--Two dudes running a candle booth were across the aisle from me. Cool candles: one was shaped like a foamy glass of beer, and the man who bought it kept walking by me. I got fishhooked three times in a row by the same glass, always thinking it was going to spill. Turns out the guys, when not chandlers, were from Machinima. (That's me in the yellow shirt in their video.) Tens of thousands of people were watching from that unassuming candle shop all weekend.
--Across from me were some nice vendors selling gorgeous handmade quilts, radically underpriced. They had so many they had to drape two -- a Batman and a Superman -- over on my side of the partition, I didn't mind -- love Justice League -- but they also had a Mario quilt. They were happy enough to switch Supes for my favorite plumber, and all of the sudden my table got some primo advertising.
--Next to the undercover Machinima folks was brentalfloss -- well, he was there when he wasn't performing.

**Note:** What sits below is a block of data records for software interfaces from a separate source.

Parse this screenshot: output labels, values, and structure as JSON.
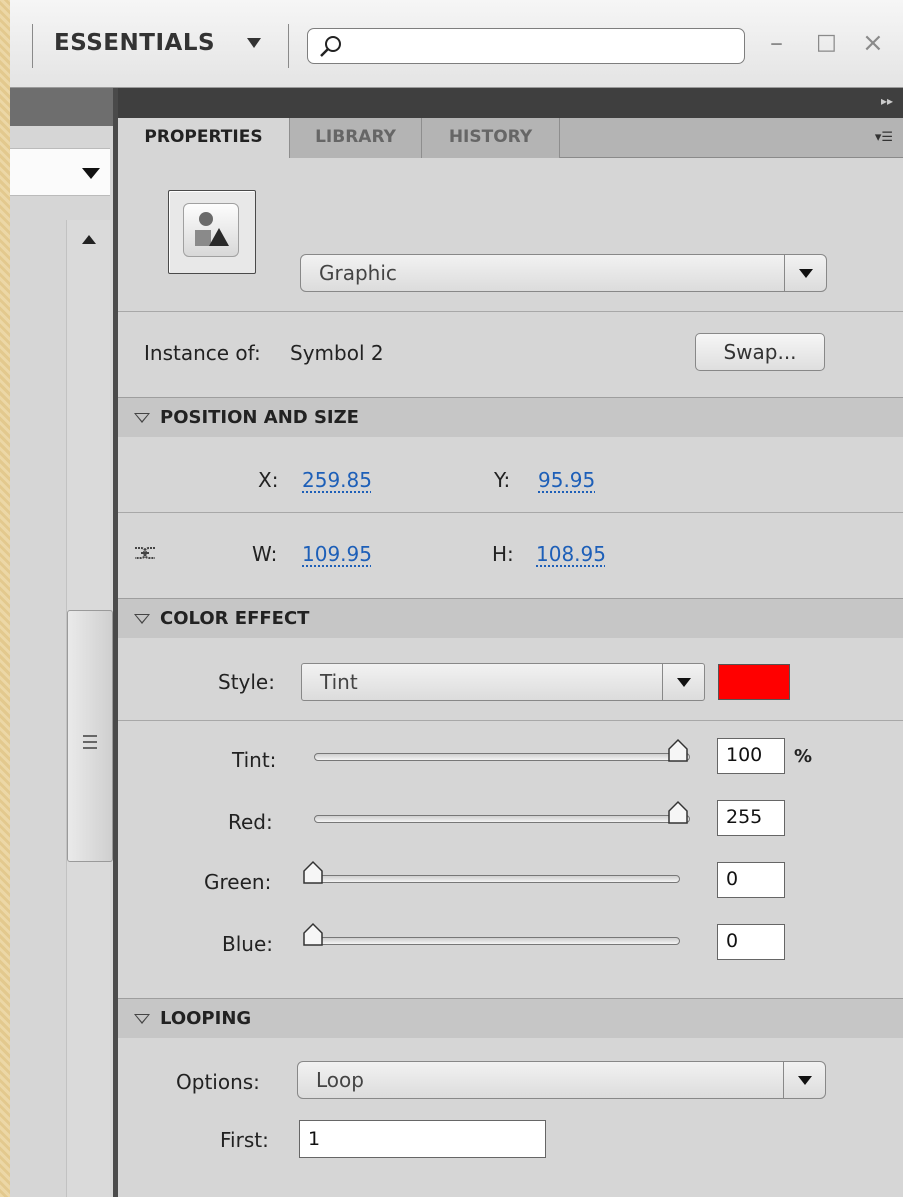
{
  "topbar": {
    "workspace_label": "ESSENTIALS",
    "search_value": "",
    "minimize_glyph": "–",
    "maximize_glyph": "□",
    "close_glyph": "×"
  },
  "tabs": [
    {
      "label": "PROPERTIES",
      "active": true
    },
    {
      "label": "LIBRARY",
      "active": false
    },
    {
      "label": "HISTORY",
      "active": false
    }
  ],
  "symbol": {
    "behavior": "Graphic",
    "instance_label": "Instance of:",
    "instance_name": "Symbol 2",
    "swap_label": "Swap..."
  },
  "position_size": {
    "title": "POSITION AND SIZE",
    "x_label": "X:",
    "x_value": "259.85",
    "y_label": "Y:",
    "y_value": "95.95",
    "w_label": "W:",
    "w_value": "109.95",
    "h_label": "H:",
    "h_value": "108.95"
  },
  "color_effect": {
    "title": "COLOR EFFECT",
    "style_label": "Style:",
    "style_value": "Tint",
    "tint_color": "#ff0000",
    "tint_label": "Tint:",
    "tint_value": "100",
    "tint_unit": "%",
    "red_label": "Red:",
    "red_value": "255",
    "green_label": "Green:",
    "green_value": "0",
    "blue_label": "Blue:",
    "blue_value": "0"
  },
  "looping": {
    "title": "LOOPING",
    "options_label": "Options:",
    "options_value": "Loop",
    "first_label": "First:",
    "first_value": "1"
  }
}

I took the opportunity, when his line died down, to bring him over a copy of the Mario book with a question. A reviewer had said I referenced one of Brent's songs. I didn't remember doing so, but I have a chapter that has about a hundred Mario references a page, so it may very well have slipped in. He happily skimmed through the chapter, checking through the lists of Mario mentions, until he says "there."
--The guy in the table next to me was an insanely talented artist who customized hats. My cousins stopped by for the show, and one of them walked away with a dynamite Captain Olimar. I had the privilege of watching him, from scratch, in like an hour, take a blank hat and turn it into the single coolest piece of Zelda merchandise I'd ever seen. And he could ape just about any style: manga, blocky, stylized, lotsa colors, shading, airbrush, you name it. One of the more experienced vendors came over and started to laugh when he found out the hats were going for $20. "Twenty? These are FIFTY-DOLLAR HATS!" He was absolutely right. (If only I didn't have a massive Irish head...)
--I met a man who called himself Fat Chris: in my opinion, "Fat" Chris didn't eve make the top ten percent of fatness for this con, but maybe he's been working out. Anyway, Chris has all but about ten NES games: a serious collection. And he's one closer to a perfect run: he found a rarity that usually goes for $50 online for $30. Chris talked him down to $25.
-- I was hourly stunned at how much everyone in the con knew. Whenever I tried to impress someone with knowledge, they countered with their own knowledge. Maybe it got me brownie points, though, to know that that's not just a Wonder Woman shirt but a Phil Jimenez Wonder Woman shirt.
-- I have the same goal at every con: a Virtual Boy. Hard to find, but I found one here. Problem was, I found one before I even got to my booth, and I decided I'd head back there after a signing or two to reward myself. I didn't make it back in time, because I saw that Virtual Boy in the hands of a satisfied customer. He was buying it for parts. BTW, I could tell it was my white-whale Virtual Boy because the damn thing was muddy.
--Another white-whale item for me was a book called Phoenix by Leonard Herman. I've tracked down almost every video game book ever written -- and was reading some of them during the lags during the convention -- but I could never find Phoenix. Saturday morning, a guy walks by the booth holding Phoenix. The verb I'd use to describe what happened next was "accost": I accosted the guy and asked where he got that.
He got it from Leonard Herman. Who had been sitting 30 feet away from me and I didn't even notice. Needless to say, I now have a (autographed!) copy of Phoenix, and am one step closer to EVERY VIDEO GAME BOOK EVER...EVER...EVER...
I could go on and on and on, but it's now 11:30 and I'm tired, and the Mountain Dew was a very very long time ago. I will sadly shortchange everyone else I met during the con: the websites guys, the developers, the artists, the gamers, the collectors, the kids. I will be up all night if I keeping typing up "con stories." To quote someone with a Scottish accent, "let it go, Indiana."